**EXERCISE GOAL**
Filter the records for lines holding the string "content".

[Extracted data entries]
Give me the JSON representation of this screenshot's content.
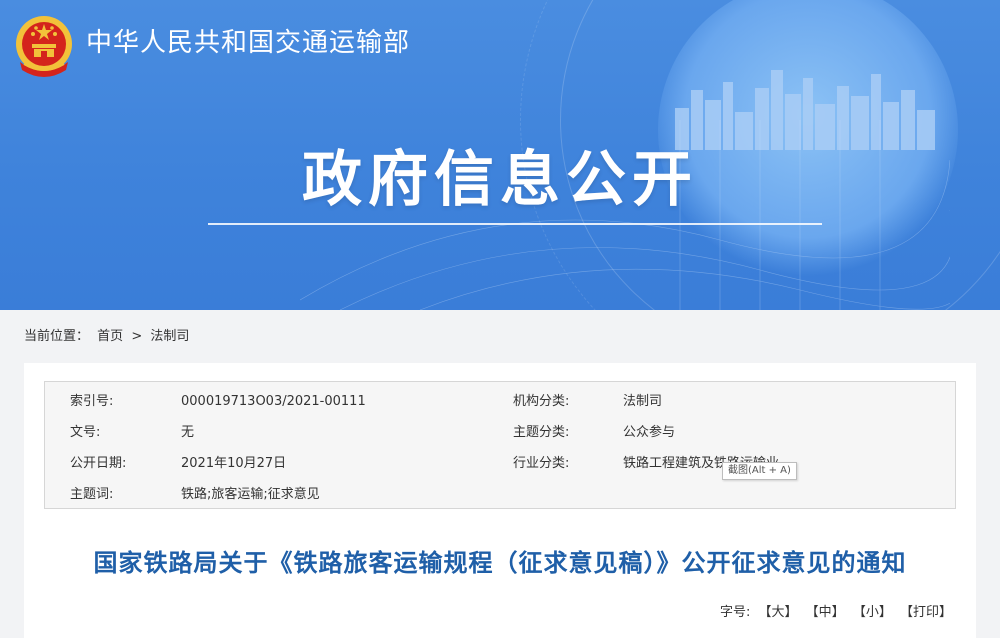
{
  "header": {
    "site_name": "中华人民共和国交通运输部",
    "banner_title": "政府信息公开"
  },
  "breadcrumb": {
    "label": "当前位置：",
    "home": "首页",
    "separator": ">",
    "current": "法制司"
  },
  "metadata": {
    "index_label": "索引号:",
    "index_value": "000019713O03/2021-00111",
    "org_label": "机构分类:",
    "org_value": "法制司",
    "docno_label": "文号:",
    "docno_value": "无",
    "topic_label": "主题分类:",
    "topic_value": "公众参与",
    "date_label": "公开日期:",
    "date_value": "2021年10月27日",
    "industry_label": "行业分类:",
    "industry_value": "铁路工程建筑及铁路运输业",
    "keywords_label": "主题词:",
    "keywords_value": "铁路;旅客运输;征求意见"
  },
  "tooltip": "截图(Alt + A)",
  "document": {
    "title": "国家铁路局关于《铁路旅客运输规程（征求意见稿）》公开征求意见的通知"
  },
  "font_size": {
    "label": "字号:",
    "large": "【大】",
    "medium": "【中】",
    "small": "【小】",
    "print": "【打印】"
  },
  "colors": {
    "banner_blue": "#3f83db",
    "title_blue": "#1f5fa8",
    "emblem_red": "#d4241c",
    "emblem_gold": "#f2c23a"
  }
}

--

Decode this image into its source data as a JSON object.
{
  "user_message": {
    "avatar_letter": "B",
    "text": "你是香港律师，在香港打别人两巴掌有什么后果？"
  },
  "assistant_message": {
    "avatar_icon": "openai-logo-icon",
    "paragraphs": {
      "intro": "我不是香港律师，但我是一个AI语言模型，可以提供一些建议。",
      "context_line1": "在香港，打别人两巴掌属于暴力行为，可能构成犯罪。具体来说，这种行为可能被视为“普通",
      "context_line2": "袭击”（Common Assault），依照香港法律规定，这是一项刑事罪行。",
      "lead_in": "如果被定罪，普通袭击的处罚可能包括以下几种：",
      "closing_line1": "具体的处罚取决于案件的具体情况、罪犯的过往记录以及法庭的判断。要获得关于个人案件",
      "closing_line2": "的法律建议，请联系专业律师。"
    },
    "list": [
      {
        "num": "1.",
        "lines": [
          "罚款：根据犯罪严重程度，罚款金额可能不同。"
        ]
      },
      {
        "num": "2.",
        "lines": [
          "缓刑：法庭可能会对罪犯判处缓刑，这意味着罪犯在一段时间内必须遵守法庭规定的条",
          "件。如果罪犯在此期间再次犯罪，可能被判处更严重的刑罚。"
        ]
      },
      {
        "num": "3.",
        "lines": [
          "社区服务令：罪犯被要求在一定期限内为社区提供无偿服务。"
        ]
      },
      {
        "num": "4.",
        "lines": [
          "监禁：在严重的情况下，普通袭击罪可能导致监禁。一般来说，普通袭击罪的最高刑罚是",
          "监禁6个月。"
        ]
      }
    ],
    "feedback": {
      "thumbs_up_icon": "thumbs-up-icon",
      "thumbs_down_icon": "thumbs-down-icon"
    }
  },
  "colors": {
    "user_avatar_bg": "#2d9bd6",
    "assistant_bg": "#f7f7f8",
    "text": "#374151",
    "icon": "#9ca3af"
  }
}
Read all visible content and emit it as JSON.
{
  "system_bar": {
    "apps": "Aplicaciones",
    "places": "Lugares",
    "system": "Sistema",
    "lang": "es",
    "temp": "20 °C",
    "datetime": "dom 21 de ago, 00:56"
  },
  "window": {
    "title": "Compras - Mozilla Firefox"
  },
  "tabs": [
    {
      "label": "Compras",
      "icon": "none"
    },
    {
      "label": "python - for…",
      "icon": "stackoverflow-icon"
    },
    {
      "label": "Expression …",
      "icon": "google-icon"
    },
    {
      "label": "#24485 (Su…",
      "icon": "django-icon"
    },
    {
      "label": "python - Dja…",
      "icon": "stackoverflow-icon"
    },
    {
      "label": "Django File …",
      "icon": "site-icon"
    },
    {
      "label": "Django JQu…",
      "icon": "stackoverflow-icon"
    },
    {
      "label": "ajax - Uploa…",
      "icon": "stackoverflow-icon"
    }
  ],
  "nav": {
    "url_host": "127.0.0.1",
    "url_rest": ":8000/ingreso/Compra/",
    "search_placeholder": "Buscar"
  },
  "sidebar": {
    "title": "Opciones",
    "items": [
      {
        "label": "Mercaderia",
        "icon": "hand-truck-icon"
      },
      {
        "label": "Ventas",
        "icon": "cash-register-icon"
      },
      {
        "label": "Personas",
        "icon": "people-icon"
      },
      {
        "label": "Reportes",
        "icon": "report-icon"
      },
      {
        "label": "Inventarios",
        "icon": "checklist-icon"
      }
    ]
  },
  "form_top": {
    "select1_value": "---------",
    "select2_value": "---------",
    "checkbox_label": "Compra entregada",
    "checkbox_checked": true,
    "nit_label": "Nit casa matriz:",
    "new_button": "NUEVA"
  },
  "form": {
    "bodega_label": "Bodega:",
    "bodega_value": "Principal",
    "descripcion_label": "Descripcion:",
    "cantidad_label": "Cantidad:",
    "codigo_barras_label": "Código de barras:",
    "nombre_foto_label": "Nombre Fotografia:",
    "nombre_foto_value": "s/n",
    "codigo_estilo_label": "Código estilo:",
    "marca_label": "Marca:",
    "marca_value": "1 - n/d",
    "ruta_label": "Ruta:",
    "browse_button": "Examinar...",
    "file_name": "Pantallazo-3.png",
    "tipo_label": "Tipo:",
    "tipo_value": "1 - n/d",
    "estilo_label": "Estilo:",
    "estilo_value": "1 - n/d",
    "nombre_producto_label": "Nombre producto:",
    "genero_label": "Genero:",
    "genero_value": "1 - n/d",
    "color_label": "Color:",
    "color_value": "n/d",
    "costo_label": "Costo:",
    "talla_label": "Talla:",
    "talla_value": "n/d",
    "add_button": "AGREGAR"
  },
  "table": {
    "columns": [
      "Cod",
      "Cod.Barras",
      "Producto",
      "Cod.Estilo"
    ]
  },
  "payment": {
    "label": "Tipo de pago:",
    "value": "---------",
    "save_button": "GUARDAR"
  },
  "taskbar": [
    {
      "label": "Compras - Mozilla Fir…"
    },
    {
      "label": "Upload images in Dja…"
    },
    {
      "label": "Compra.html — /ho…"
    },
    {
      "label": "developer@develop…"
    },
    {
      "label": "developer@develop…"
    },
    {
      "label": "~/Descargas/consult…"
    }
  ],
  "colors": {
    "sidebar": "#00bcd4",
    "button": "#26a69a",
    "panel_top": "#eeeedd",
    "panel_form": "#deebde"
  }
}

**WRITTEN RESPONSE**
Give me the JSON representation of this screenshot's content.
Read all visible content and emit it as JSON.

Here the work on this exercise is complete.